In Other Words
"This mission trip helped me to understand that I should rely on God instead of myself. It is easy to think I that I have everything put together based on my education here at Walla Walla University. I assumed because I am a theology major that I know everything there is to know about evangelism. I assumed because I 'should know,' I believed I couldn't be wrong, but that is just the mentality I chose to place in this aspect of my life. I found I was wrong. I found that God can use me or anyone else to serve in this area. God has control of my life and without Him I am a nobody. I found it isn't about my eloquence or charm or the amount of times I get to preach, but completely about God. It is the power of the Holy Spirit that should lead the way; it always has been."
Enrique Vado, Walla Walla University
"Going to the Third World and living life with people there was a profoundly transformational experience. Life slowed down, and the only things that seemed to matter were God’s present work in the world. One memory that sticks out is the night I preached on the Second Coming. I hadn’t had much response throughout the week with the calls I was giving each night, but the Lord did something that night to the hearts of the listeners. I preached the sermon, partly exhausted from preaching every night and partly fighting a stomach bug, with little energy and life. I barely remember what I preached during the message, but when I was finishing I had my translator make the appeal, mainly because he had a hard time translating me when I went off the cuff. He carried the appeal, and by God’s grace almost the entire congregation came forward. I was reminded of the burning desire that people around the world have for the return of Christ. Where poverty, hunger and oppression are the worst, the desire for Jesus is so much more profound. I came away with a sense of renewed hunger for the Second Coming myself. The Guatemalans taught me how to hunger for Christ and Him alone."
Troy Wallace, Walla Walla University
"As an intern pastor, an associate pastor in the Washington conference, this proved valuable to me on a professional level. It allowed me to witness how Adventism outside of the United States and encouraged me to adapt my message to fit the people of Guatemala. It even challenged me to make appeals, or altar calls, every single night. This grew me in necessary ways that will be helpful throughout my ministerial career. On a less professional and more personal level, this mission trip allowed me to drink from fresh waters, be nourished by other ministers (students and pastors alike), and step into the uncomfortable nature of missional preaching. As an intern pastor, I felt that the NPUC invested in myself and other young pastors and equipped us to better serve our own conferences and union.

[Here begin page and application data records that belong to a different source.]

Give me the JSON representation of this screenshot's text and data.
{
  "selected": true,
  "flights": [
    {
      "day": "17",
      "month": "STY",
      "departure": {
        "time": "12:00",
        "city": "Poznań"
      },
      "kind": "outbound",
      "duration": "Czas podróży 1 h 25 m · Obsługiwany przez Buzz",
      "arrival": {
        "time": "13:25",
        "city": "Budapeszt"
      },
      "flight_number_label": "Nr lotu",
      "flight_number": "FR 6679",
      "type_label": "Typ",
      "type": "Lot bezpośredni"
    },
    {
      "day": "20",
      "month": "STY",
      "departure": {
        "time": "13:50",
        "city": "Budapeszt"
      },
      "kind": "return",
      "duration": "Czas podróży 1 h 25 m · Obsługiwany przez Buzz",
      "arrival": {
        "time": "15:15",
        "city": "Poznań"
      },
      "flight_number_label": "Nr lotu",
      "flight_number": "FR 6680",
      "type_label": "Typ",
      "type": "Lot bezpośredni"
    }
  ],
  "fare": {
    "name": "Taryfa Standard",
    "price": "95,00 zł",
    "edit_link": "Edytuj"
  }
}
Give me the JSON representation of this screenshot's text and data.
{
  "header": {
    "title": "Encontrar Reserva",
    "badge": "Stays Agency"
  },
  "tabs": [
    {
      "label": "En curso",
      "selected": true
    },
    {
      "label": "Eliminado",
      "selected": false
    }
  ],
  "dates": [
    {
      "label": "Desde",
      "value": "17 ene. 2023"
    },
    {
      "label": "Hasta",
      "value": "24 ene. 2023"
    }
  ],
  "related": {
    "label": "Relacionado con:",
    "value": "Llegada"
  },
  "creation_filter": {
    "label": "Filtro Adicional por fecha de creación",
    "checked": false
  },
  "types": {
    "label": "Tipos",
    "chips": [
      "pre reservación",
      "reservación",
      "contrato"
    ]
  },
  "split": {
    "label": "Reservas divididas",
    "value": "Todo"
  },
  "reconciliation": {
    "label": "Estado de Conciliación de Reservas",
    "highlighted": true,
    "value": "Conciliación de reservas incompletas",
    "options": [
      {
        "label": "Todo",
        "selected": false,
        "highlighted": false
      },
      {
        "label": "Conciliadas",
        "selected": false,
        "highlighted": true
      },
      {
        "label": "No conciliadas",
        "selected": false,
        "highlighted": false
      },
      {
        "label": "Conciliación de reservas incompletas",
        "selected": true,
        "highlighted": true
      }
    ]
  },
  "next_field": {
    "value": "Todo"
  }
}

I believe I am a better-trained [and] more sensitive and nurturing pastor because of this experience. Thank you for making this possible for myself and others."
Abner Campos, Auburn City Church
"I’m sitting in a row of white, plastic lawn chairs as I pray for my final sermon in Guatemala. Sweeping my shoe over the dirt, I suddenly begin considering how I could use an object lesson to explain the main point: the power of words. I look all around in this tin roof structure for an object that will work; my eyes fall on the bouquet of flowers in front of me. I pray, I think, then pluck one white flower from the back. Six months prior, I was expecting the sermons to make little impact. I was fairly confident with creating accessible sermons on my own, but for this series we had to use premade sermons (they were actually quite good) and I was afraid they were not good enough to reach hearts. However, each morning during our testimony time, I would hear my friends share realizations about their need to depend on the Jesus’ grace more than their sermons. I was floored by their stories about people thanking them in tears and bright smiles. I realized that preaching is not held back by my lack of experience or brilliance, but by my self-dependence and fear. The simple truth is really all the Spirit needs. During the appeal, I am plucking off the flower’s petals, speaking self-defeating phrases from my past. A question comes to mind: 'Wasn’t the flower beautiful already, just as it was?' The question chokes me up. All week I felt the weight of my insufficiencies, but the question reminds me that I do not need to be ashamed of them. Christ called me despite my weaknesses and takes pride in who He has made me to be. Tears are running down faces. Many come forward, surrendering their unhealthy thoughts. This is Jesus’ grace being sufficient."
Austin Greer, Walla Walla University